The green hour

Absinthe was present on every table at aperitif time. Consumption peaked around 1900 with Pontarlier boasting 25 distilleries, 111 bars, cafés and drinking stands and producing some 15 million litres of absinthe, of which 7 were from the Pernod distillery. The green hour also featured in artistic and literary environments: Rimbaud, Verlaine, Toulouse Lautrec, Van Gogh, Jarry and many others believed that inspiration could be found at the bottom of an absinthe glass. It was the time of French cabaret, the Moulin Rouge, the Chat Noir and Aristide Bruand's Mirliton, the golden age of can-can, the reign of famous dancers, singers and actors such as La Goulue, Jane Avril, Yvette Guilbert and Lucien Guitry... a bygone era!

Unfortunately, excessive consumption known at the time as "absinthism", the virulence of the temperance leagues, scientific opinion, the wine-producing lobby and the political world got the better of absinthe around the time of the First World War. On 17 March 1915, a law banning the production and consumption of absinthe was unanimously approved by the French parliament.
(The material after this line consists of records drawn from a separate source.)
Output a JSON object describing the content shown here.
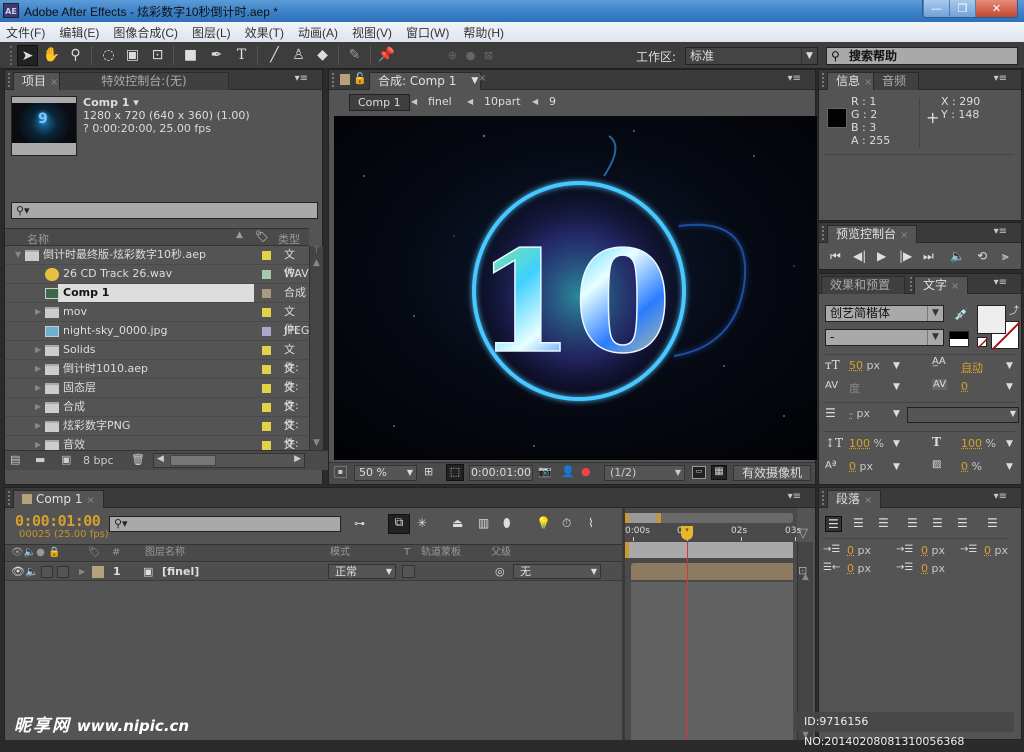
{
  "window": {
    "app_icon": "AE",
    "title": "Adobe After Effects - 炫彩数字10秒倒计时.aep *",
    "minimize": "—",
    "restore": "❐",
    "close": "✕"
  },
  "menu": [
    "文件(F)",
    "编辑(E)",
    "图像合成(C)",
    "图层(L)",
    "效果(T)",
    "动画(A)",
    "视图(V)",
    "窗口(W)",
    "帮助(H)"
  ],
  "toolbar": {
    "workspace_label": "工作区:",
    "workspace_value": "标准",
    "search_help": "搜索帮助"
  },
  "project": {
    "tab_project": "项目",
    "tab_effects": "特效控制台:(无)",
    "comp_name": "Comp 1 ▾",
    "comp_size": "1280 x 720  (640 x 360) (1.00)",
    "comp_duration": "? 0:00:20:00, 25.00 fps",
    "search_placeholder": "",
    "col_name": "名称",
    "col_type": "类型",
    "items": [
      {
        "name": "倒计时最终版-炫彩数字10秒.aep",
        "type": "文件:",
        "label_color": "#e2d24a",
        "kind": "folder",
        "expanded": true,
        "indent": 0
      },
      {
        "name": "26 CD Track 26.wav",
        "type": "WAV",
        "label_color": "#a9c8b0",
        "kind": "audio",
        "indent": 1
      },
      {
        "name": "Comp 1",
        "type": "合成",
        "label_color": "#a89a7e",
        "kind": "comp",
        "indent": 1,
        "selected": true
      },
      {
        "name": "mov",
        "type": "文件:",
        "label_color": "#e2d24a",
        "kind": "folder",
        "indent": 1
      },
      {
        "name": "night-sky_0000.jpg",
        "type": "JPEG",
        "label_color": "#a9a9cc",
        "kind": "image",
        "indent": 1
      },
      {
        "name": "Solids",
        "type": "文件:",
        "label_color": "#e2d24a",
        "kind": "folder",
        "indent": 1
      },
      {
        "name": "倒计时1010.aep",
        "type": "文件:",
        "label_color": "#e2d24a",
        "kind": "folder",
        "indent": 1
      },
      {
        "name": "固态层",
        "type": "文件:",
        "label_color": "#e2d24a",
        "kind": "folder",
        "indent": 1
      },
      {
        "name": "合成",
        "type": "文件:",
        "label_color": "#e2d24a",
        "kind": "folder",
        "indent": 1
      },
      {
        "name": "炫彩数字PNG",
        "type": "文件:",
        "label_color": "#e2d24a",
        "kind": "folder",
        "indent": 1
      },
      {
        "name": "音效",
        "type": "文件:",
        "label_color": "#e2d24a",
        "kind": "folder",
        "indent": 1
      }
    ],
    "bpc": "8 bpc"
  },
  "composition": {
    "tab_label": "合成: Comp 1",
    "breadcrumbs": [
      "Comp 1",
      "finel",
      "10part",
      "9"
    ],
    "preview_number": "10",
    "zoom": "50 %",
    "timecode": "0:00:01:00",
    "resolution": "(1/2)",
    "camera": "有效摄像机"
  },
  "info": {
    "tab_info": "信息",
    "tab_audio": "音频",
    "r": "R : 1",
    "g": "G : 2",
    "b": "B : 3",
    "a": "A : 255",
    "x": "X : 290",
    "y": "Y : 148",
    "swatch_color": "#010203"
  },
  "preview": {
    "tab_label": "预览控制台"
  },
  "character": {
    "tab_effects": "效果和预置",
    "tab_text": "文字",
    "font": "创艺简楷体",
    "style": "-",
    "size": "50",
    "size_unit": "px",
    "leading": "自动",
    "kerning": "度",
    "tracking": "0",
    "stroke": "-",
    "stroke_unit": "px",
    "vscale": "100",
    "hscale": "100",
    "baseline": "0",
    "baseline_unit": "px",
    "tsume": "0",
    "percent": "%"
  },
  "paragraph": {
    "tab_label": "段落",
    "indent_left": "0",
    "indent_first": "0",
    "indent_right": "0",
    "space_before": "0",
    "space_after": "0",
    "unit": "px"
  },
  "timeline": {
    "tab_label": "Comp 1",
    "current_time": "0:00:01:00",
    "frames": "00025 (25.00 fps)",
    "col_num": "#",
    "col_layer_name": "图层名称",
    "col_mode": "模式",
    "col_t": "T",
    "col_trkmat": "轨道蒙板",
    "col_parent": "父级",
    "ruler": [
      "0:00s",
      "01s",
      "02s",
      "03s"
    ],
    "current_time_sec": 1,
    "layers": [
      {
        "index": "1",
        "name": "[finel]",
        "mode": "正常",
        "parent": "无"
      }
    ]
  },
  "watermark": {
    "site_cn": "昵享网",
    "site_url": "www.nipic.cn",
    "id_text": "ID:9716156 NO:20140208081310056368"
  }
}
The drink suffered the same fate some years earlier in Switzerland on 7 October 1910, following a vote by Swiss citizens.